* **Your goal**
Check each line of the data for "target", and copy the ones that have it.

(Data about app and page elements)

Content starts

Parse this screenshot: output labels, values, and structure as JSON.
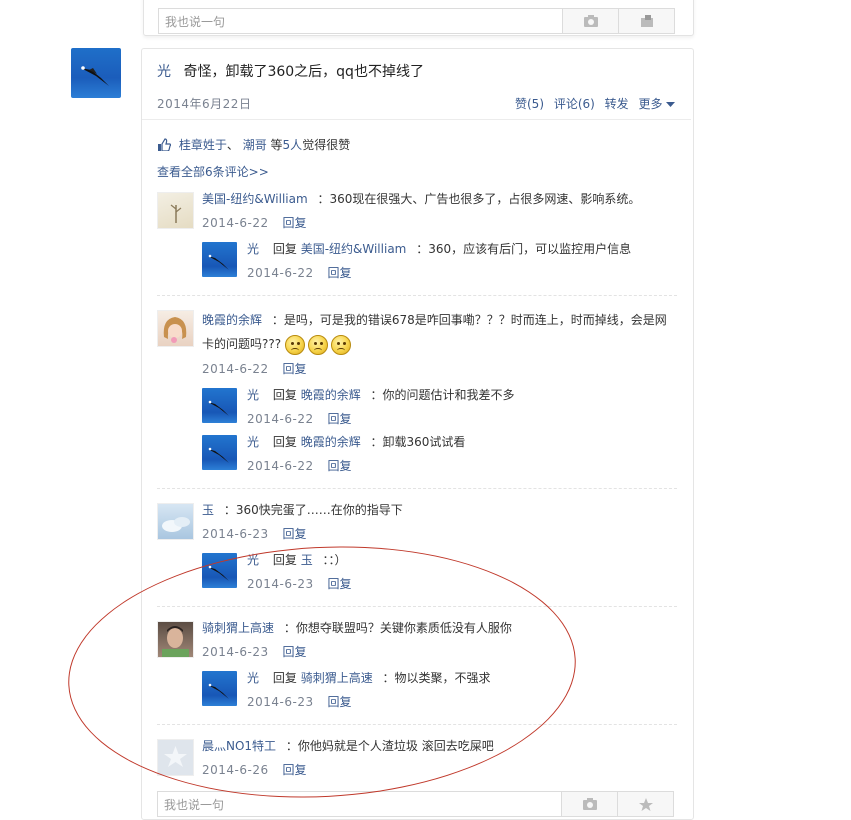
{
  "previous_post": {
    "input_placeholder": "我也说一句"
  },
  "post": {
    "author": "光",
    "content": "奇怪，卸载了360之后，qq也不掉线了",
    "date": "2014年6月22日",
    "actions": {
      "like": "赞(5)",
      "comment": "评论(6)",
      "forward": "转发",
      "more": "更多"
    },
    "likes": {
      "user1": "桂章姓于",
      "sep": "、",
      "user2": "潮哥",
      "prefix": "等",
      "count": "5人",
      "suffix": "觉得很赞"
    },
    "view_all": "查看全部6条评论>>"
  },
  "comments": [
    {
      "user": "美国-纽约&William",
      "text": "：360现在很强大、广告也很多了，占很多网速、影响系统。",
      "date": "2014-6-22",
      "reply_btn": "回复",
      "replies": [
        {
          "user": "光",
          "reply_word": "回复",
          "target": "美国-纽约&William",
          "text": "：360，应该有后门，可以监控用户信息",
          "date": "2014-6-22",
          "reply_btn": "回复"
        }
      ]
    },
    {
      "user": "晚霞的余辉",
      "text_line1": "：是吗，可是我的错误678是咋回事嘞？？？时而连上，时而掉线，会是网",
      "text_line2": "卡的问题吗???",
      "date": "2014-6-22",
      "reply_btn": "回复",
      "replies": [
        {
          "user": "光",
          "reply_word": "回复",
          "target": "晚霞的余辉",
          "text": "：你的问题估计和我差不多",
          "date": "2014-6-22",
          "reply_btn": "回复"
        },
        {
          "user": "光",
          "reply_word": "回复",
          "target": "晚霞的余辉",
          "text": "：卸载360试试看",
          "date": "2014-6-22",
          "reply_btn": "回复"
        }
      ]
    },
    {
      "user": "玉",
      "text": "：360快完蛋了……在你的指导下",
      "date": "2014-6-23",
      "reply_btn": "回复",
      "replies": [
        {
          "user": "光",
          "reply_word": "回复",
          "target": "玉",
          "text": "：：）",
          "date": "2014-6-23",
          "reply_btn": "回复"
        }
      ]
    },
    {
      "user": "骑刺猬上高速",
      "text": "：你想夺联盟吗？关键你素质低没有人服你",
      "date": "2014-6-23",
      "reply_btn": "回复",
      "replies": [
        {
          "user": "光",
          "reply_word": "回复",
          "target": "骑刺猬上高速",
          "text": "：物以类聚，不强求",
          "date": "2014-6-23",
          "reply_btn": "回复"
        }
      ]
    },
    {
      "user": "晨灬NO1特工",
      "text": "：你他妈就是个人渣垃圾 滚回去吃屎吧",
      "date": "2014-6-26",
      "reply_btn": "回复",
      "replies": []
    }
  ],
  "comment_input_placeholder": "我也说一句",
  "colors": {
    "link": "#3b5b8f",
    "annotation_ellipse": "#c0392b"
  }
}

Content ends
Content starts

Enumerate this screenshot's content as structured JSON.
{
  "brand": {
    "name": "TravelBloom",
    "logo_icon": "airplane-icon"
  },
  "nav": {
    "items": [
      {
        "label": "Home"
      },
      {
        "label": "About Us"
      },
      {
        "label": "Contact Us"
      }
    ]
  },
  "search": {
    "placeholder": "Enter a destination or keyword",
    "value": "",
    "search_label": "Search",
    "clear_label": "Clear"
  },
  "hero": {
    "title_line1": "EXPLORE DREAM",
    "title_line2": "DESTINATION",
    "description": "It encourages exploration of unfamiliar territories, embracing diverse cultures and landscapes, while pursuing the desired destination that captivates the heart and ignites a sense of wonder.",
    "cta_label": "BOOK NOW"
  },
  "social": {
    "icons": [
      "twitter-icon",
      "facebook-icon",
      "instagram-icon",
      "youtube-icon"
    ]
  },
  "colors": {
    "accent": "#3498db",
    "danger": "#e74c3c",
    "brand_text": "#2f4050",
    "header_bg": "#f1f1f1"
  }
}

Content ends

* **Answer for this exercise**
          "target": "美国-纽约&William",
          "target": "晚霞的余辉",
          "target": "晚霞的余辉",
          "target": "玉",
          "target": "骑刺猬上高速",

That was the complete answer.